**Extracted entries**
*** Block opens ***

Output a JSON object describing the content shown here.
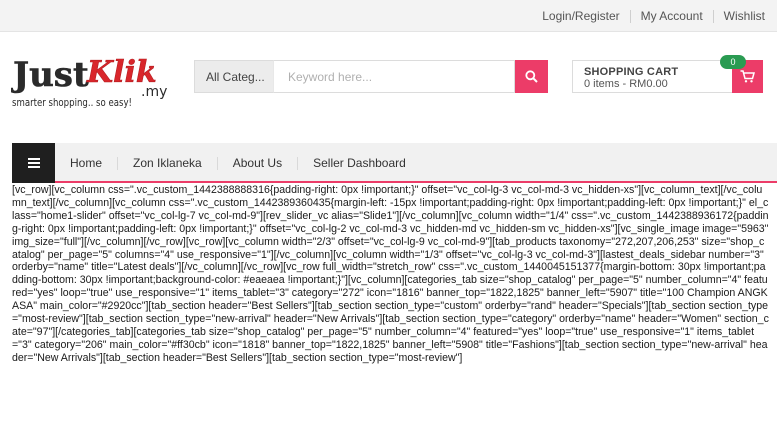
{
  "top_links": [
    "Login/Register",
    "My Account",
    "Wishlist"
  ],
  "logo": {
    "brand_left": "Just",
    "brand_right": "Klik",
    "brand_suffix": ".my",
    "tagline": "smarter shopping.. so easy!"
  },
  "search": {
    "category_label": "All Categ...",
    "placeholder": "Keyword here...",
    "icon": "search-icon"
  },
  "cart": {
    "title": "SHOPPING CART",
    "summary": "0 items - RM0.00",
    "badge_count": "0",
    "icon": "cart-icon"
  },
  "nav": {
    "menu_icon": "hamburger-icon",
    "items": [
      "Home",
      "Zon Iklaneka",
      "About Us",
      "Seller Dashboard"
    ]
  },
  "colors": {
    "accent": "#ec3c68",
    "badge": "#2a9b52",
    "logo_red": "#d9262b",
    "logo_dark": "#2b2b2b"
  },
  "body_text": "[vc_row][vc_column css=\".vc_custom_1442388888316{padding-right: 0px !important;}\" offset=\"vc_col-lg-3 vc_col-md-3 vc_hidden-xs\"][vc_column_text][/vc_column_text][/vc_column][vc_column css=\".vc_custom_1442389360435{margin-left: -15px !important;padding-right: 0px !important;padding-left: 0px !important;}\" el_class=\"home1-slider\" offset=\"vc_col-lg-7 vc_col-md-9\"][rev_slider_vc alias=\"Slide1\"][/vc_column][vc_column width=\"1/4\" css=\".vc_custom_1442388936172{padding-right: 0px !important;padding-left: 0px !important;}\" offset=\"vc_col-lg-2 vc_col-md-3 vc_hidden-md vc_hidden-sm vc_hidden-xs\"][vc_single_image image=\"5963\" img_size=\"full\"][/vc_column][/vc_row][vc_row][vc_column width=\"2/3\" offset=\"vc_col-lg-9 vc_col-md-9\"][tab_products taxonomy=\"272,207,206,253\" size=\"shop_catalog\" per_page=\"5\" columns=\"4\" use_responsive=\"1\"][/vc_column][vc_column width=\"1/3\" offset=\"vc_col-lg-3 vc_col-md-3\"][lastest_deals_sidebar number=\"3\" orderby=\"name\" title=\"Latest deals\"][/vc_column][/vc_row][vc_row full_width=\"stretch_row\" css=\".vc_custom_1440045151377{margin-bottom: 30px !important;padding-bottom: 30px !important;background-color: #eaeaea !important;}\"][vc_column][categories_tab size=\"shop_catalog\" per_page=\"5\" number_column=\"4\" featured=\"yes\" loop=\"true\" use_responsive=\"1\" items_tablet=\"3\" category=\"272\" icon=\"1816\" banner_top=\"1822,1825\" banner_left=\"5907\" title=\"100 Champion ANGKASA\" main_color=\"#2920cc\"][tab_section header=\"Best Sellers\"][tab_section section_type=\"custom\" orderby=\"rand\" header=\"Specials\"][tab_section section_type=\"most-review\"][tab_section section_type=\"new-arrival\" header=\"New Arrivals\"][tab_section section_type=\"category\" orderby=\"name\" header=\"Women\" section_cate=\"97\"][/categories_tab][categories_tab size=\"shop_catalog\" per_page=\"5\" number_column=\"4\" featured=\"yes\" loop=\"true\" use_responsive=\"1\" items_tablet=\"3\" category=\"206\" main_color=\"#ff30cb\" icon=\"1818\" banner_top=\"1822,1825\" banner_left=\"5908\" title=\"Fashions\"][tab_section section_type=\"new-arrival\" header=\"New Arrivals\"][tab_section header=\"Best Sellers\"][tab_section section_type=\"most-review\"]"
}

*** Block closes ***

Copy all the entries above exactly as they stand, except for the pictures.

**Answer section**
Output a JSON object describing the content shown here.
{
  "top_links": [
    "Login/Register",
    "My Account",
    "Wishlist"
  ],
  "logo": {
    "brand_left": "Just",
    "brand_right": "Klik",
    "brand_suffix": ".my",
    "tagline": "smarter shopping.. so easy!"
  },
  "search": {
    "category_label": "All Categ...",
    "placeholder": "Keyword here...",
    "icon": "search-icon"
  },
  "cart": {
    "title": "SHOPPING CART",
    "summary": "0 items - RM0.00",
    "badge_count": "0",
    "icon": "cart-icon"
  },
  "nav": {
    "menu_icon": "hamburger-icon",
    "items": [
      "Home",
      "Zon Iklaneka",
      "About Us",
      "Seller Dashboard"
    ]
  },
  "colors": {
    "accent": "#ec3c68",
    "badge": "#2a9b52",
    "logo_red": "#d9262b",
    "logo_dark": "#2b2b2b"
  },
  "body_text": "[vc_row][vc_column css=\".vc_custom_1442388888316{padding-right: 0px !important;}\" offset=\"vc_col-lg-3 vc_col-md-3 vc_hidden-xs\"][vc_column_text][/vc_column_text][/vc_column][vc_column css=\".vc_custom_1442389360435{margin-left: -15px !important;padding-right: 0px !important;padding-left: 0px !important;}\" el_class=\"home1-slider\" offset=\"vc_col-lg-7 vc_col-md-9\"][rev_slider_vc alias=\"Slide1\"][/vc_column][vc_column width=\"1/4\" css=\".vc_custom_1442388936172{padding-right: 0px !important;padding-left: 0px !important;}\" offset=\"vc_col-lg-2 vc_col-md-3 vc_hidden-md vc_hidden-sm vc_hidden-xs\"][vc_single_image image=\"5963\" img_size=\"full\"][/vc_column][/vc_row][vc_row][vc_column width=\"2/3\" offset=\"vc_col-lg-9 vc_col-md-9\"][tab_products taxonomy=\"272,207,206,253\" size=\"shop_catalog\" per_page=\"5\" columns=\"4\" use_responsive=\"1\"][/vc_column][vc_column width=\"1/3\" offset=\"vc_col-lg-3 vc_col-md-3\"][lastest_deals_sidebar number=\"3\" orderby=\"name\" title=\"Latest deals\"][/vc_column][/vc_row][vc_row full_width=\"stretch_row\" css=\".vc_custom_1440045151377{margin-bottom: 30px !important;padding-bottom: 30px !important;background-color: #eaeaea !important;}\"][vc_column][categories_tab size=\"shop_catalog\" per_page=\"5\" number_column=\"4\" featured=\"yes\" loop=\"true\" use_responsive=\"1\" items_tablet=\"3\" category=\"272\" icon=\"1816\" banner_top=\"1822,1825\" banner_left=\"5907\" title=\"100 Champion ANGKASA\" main_color=\"#2920cc\"][tab_section header=\"Best Sellers\"][tab_section section_type=\"custom\" orderby=\"rand\" header=\"Specials\"][tab_section section_type=\"most-review\"][tab_section section_type=\"new-arrival\" header=\"New Arrivals\"][tab_section section_type=\"category\" orderby=\"name\" header=\"Women\" section_cate=\"97\"][/categories_tab][categories_tab size=\"shop_catalog\" per_page=\"5\" number_column=\"4\" featured=\"yes\" loop=\"true\" use_responsive=\"1\" items_tablet=\"3\" category=\"206\" main_color=\"#ff30cb\" icon=\"1818\" banner_top=\"1822,1825\" banner_left=\"5908\" title=\"Fashions\"][tab_section section_type=\"new-arrival\" header=\"New Arrivals\"][tab_section header=\"Best Sellers\"][tab_section section_type=\"most-review\"]"
}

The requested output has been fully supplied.